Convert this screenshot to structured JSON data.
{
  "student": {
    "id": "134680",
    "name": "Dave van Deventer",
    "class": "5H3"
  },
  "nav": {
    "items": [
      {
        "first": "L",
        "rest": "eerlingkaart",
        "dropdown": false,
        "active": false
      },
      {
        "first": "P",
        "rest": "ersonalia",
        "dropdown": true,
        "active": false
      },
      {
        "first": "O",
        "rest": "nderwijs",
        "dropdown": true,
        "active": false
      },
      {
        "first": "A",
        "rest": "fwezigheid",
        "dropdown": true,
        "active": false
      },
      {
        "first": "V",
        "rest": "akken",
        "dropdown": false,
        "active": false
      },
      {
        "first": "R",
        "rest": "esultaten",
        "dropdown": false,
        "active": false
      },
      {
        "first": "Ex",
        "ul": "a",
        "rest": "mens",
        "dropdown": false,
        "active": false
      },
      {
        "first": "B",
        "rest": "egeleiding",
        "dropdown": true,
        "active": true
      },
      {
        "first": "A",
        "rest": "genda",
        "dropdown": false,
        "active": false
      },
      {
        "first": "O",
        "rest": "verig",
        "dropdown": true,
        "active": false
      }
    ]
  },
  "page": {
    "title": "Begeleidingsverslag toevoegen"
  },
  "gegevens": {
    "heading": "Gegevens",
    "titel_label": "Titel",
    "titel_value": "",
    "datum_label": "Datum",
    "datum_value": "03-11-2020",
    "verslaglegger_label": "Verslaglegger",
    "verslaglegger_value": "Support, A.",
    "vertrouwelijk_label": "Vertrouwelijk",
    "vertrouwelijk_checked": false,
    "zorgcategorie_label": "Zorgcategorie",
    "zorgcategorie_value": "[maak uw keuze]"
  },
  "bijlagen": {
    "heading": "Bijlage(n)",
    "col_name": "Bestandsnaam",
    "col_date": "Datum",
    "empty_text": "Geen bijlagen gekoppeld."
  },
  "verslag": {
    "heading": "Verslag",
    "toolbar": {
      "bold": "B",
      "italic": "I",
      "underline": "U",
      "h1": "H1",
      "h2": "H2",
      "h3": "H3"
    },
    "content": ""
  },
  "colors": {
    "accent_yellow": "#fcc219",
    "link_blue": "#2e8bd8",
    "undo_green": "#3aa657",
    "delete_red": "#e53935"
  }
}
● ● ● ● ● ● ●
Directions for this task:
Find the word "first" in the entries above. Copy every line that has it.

Expected answer:
        "first": "L",
        "first": "P",
        "first": "O",
        "first": "A",
        "first": "V",
        "first": "R",
        "first": "Ex",
        "first": "B",
        "first": "A",
        "first": "O",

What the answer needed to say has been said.